TASK INPUTS =
+ + + + +
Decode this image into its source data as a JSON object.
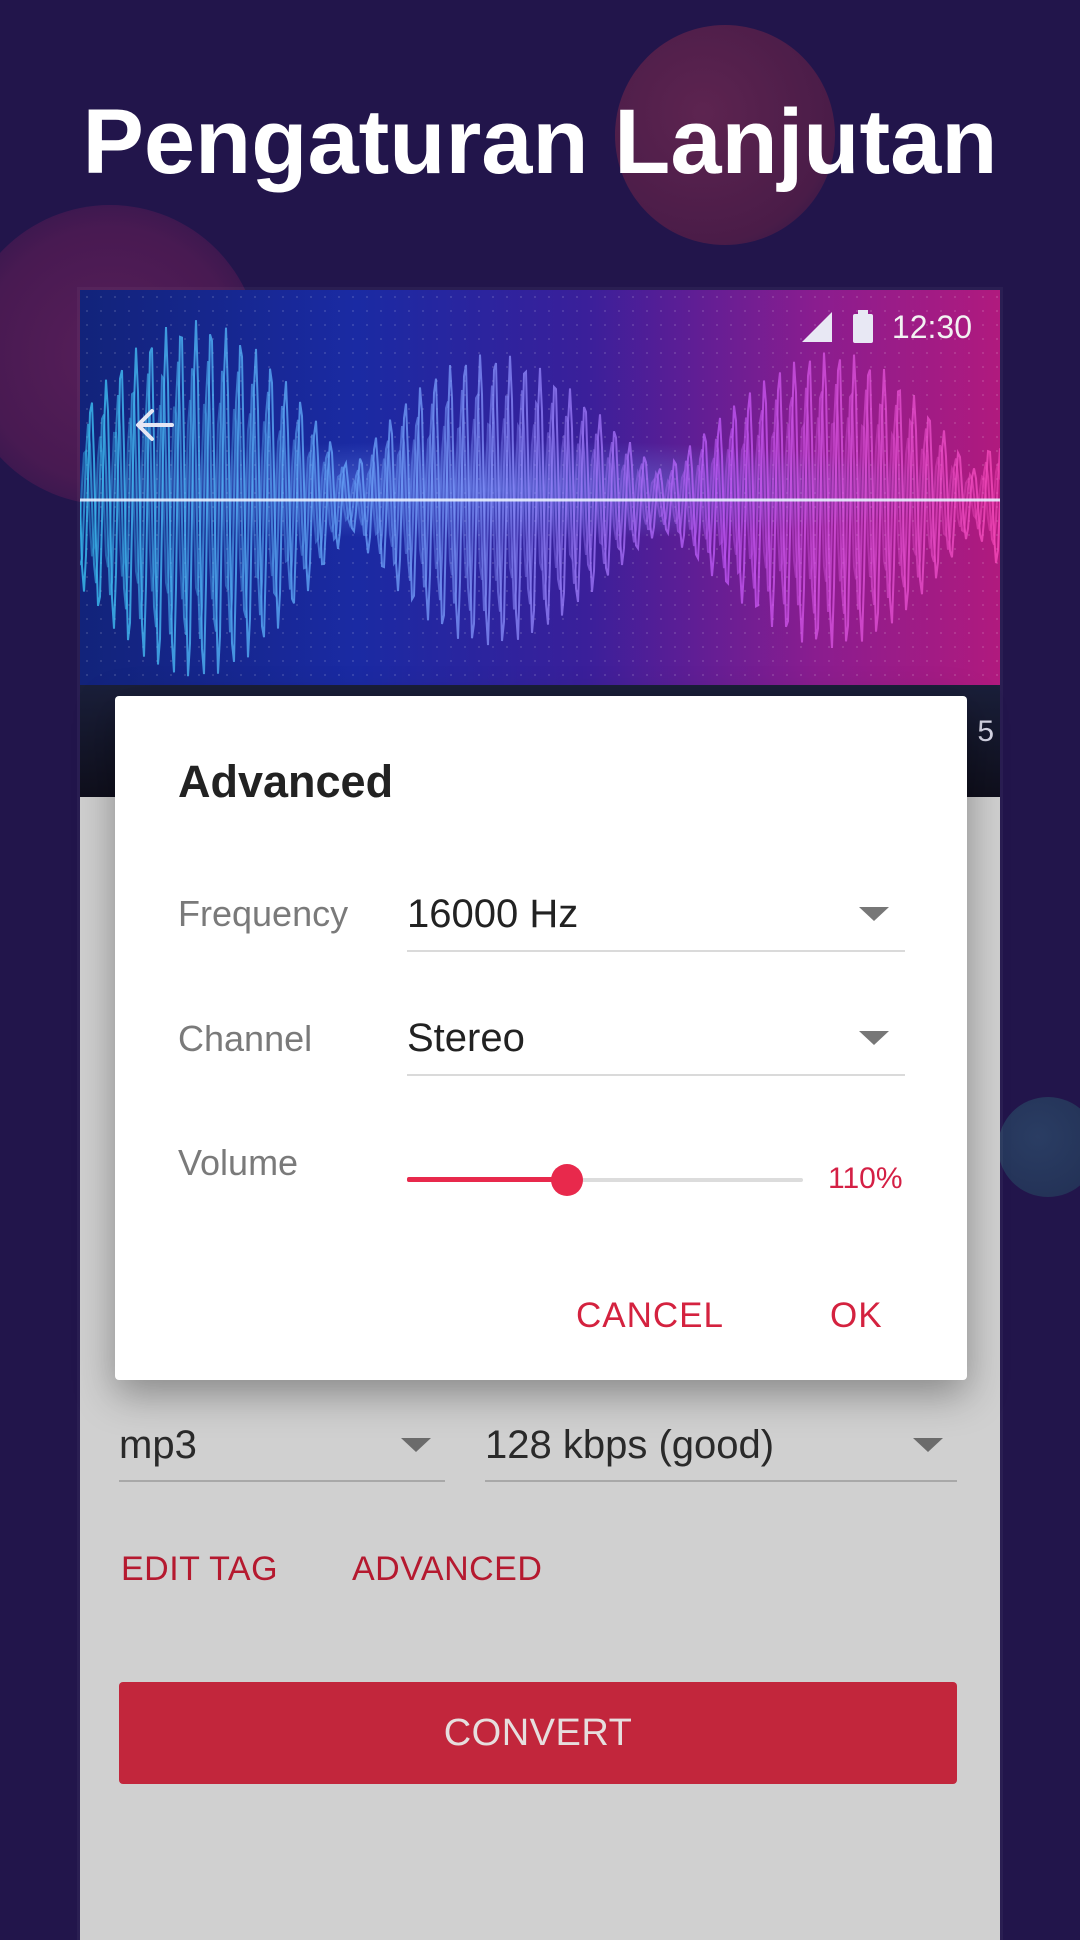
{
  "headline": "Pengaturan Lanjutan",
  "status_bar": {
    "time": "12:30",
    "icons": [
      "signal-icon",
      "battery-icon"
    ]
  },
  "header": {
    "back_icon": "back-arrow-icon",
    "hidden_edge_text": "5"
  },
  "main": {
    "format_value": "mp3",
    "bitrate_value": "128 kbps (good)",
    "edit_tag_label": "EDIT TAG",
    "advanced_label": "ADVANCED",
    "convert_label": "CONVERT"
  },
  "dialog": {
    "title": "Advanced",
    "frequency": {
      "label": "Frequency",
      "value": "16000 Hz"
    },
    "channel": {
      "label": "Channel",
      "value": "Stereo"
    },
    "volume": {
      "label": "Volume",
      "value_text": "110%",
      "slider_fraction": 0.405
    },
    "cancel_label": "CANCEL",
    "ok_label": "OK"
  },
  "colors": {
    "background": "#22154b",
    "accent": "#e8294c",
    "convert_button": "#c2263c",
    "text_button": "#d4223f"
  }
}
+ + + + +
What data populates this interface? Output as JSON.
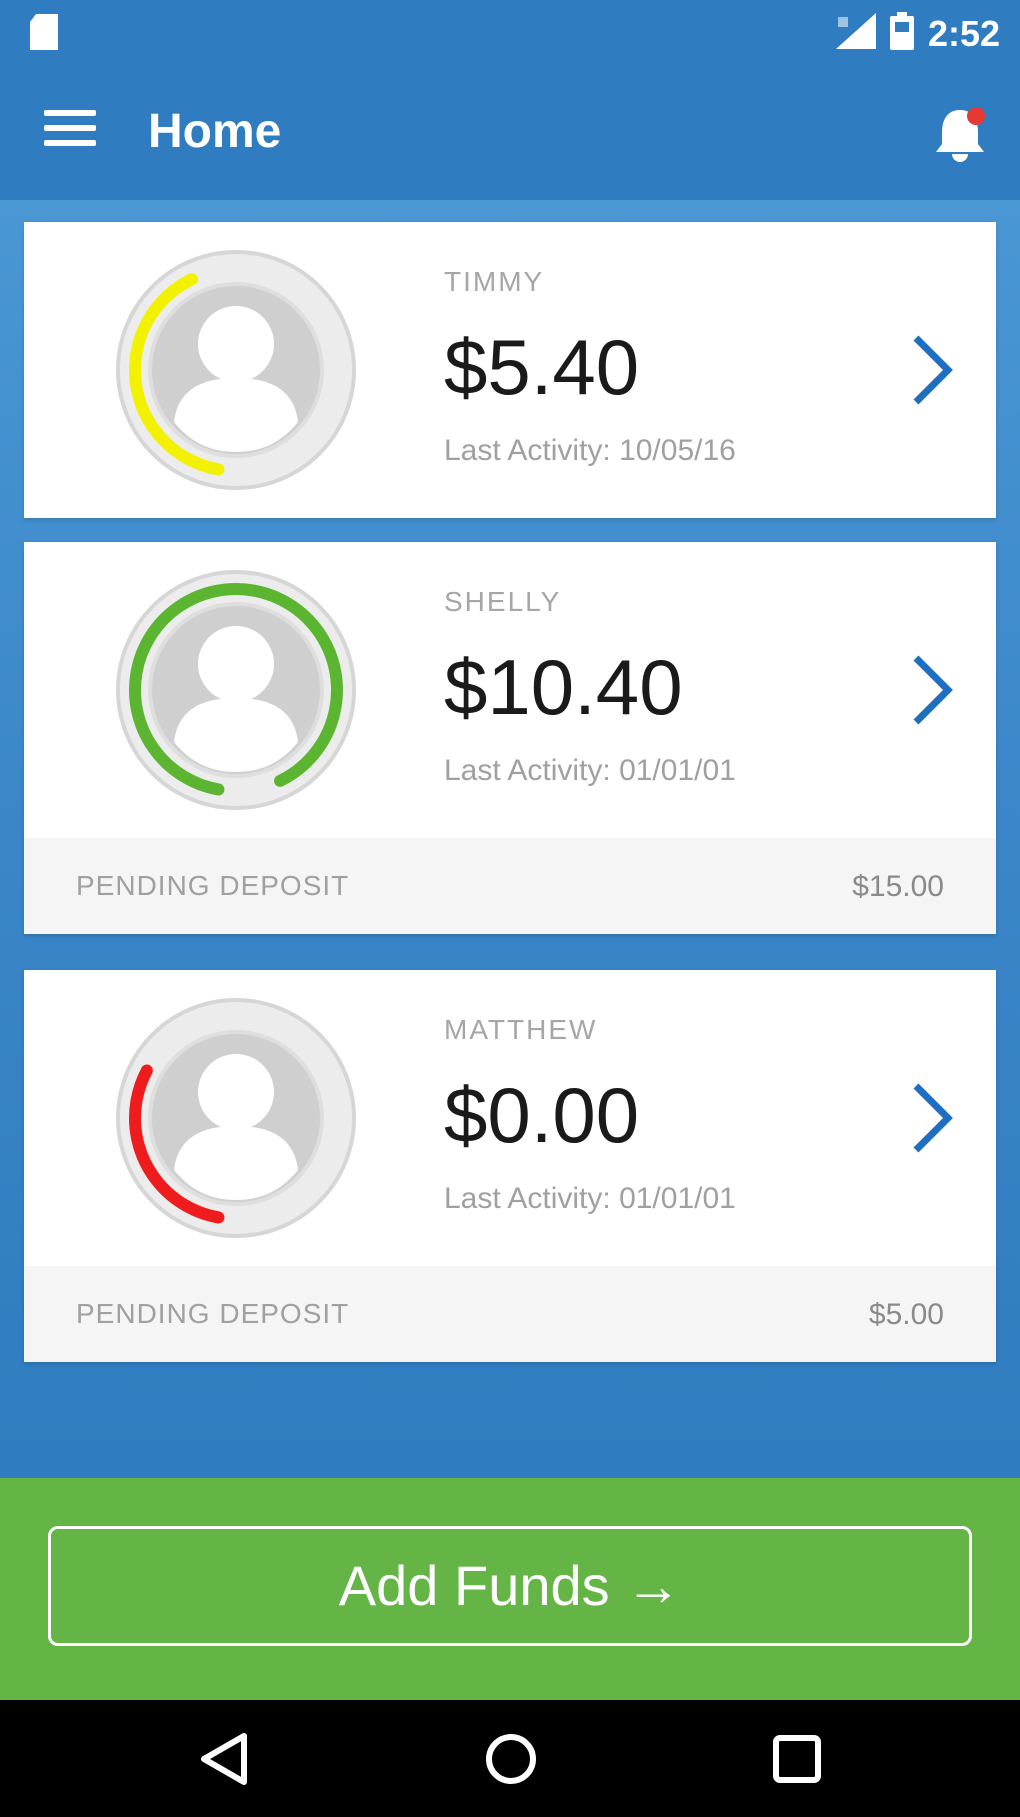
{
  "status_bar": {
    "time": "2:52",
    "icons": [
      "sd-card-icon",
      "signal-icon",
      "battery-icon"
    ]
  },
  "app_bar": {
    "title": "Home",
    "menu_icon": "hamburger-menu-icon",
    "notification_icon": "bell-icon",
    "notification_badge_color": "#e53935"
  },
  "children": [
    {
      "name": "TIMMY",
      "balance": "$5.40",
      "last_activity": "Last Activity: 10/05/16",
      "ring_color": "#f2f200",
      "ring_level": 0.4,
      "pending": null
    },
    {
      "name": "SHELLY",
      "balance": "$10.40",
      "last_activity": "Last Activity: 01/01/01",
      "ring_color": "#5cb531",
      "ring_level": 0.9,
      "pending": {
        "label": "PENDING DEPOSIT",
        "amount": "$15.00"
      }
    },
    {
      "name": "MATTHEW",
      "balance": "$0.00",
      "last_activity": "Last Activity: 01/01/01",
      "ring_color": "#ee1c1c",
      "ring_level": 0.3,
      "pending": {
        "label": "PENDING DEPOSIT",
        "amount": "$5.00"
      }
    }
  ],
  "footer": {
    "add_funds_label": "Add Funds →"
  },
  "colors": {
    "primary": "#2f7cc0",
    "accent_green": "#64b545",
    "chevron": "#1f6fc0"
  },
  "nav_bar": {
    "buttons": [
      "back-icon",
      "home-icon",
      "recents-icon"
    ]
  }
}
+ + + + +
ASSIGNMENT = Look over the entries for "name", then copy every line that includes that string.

ANSWER SECTION =
      "name": "TIMMY",
      "name": "SHELLY",
      "name": "MATTHEW",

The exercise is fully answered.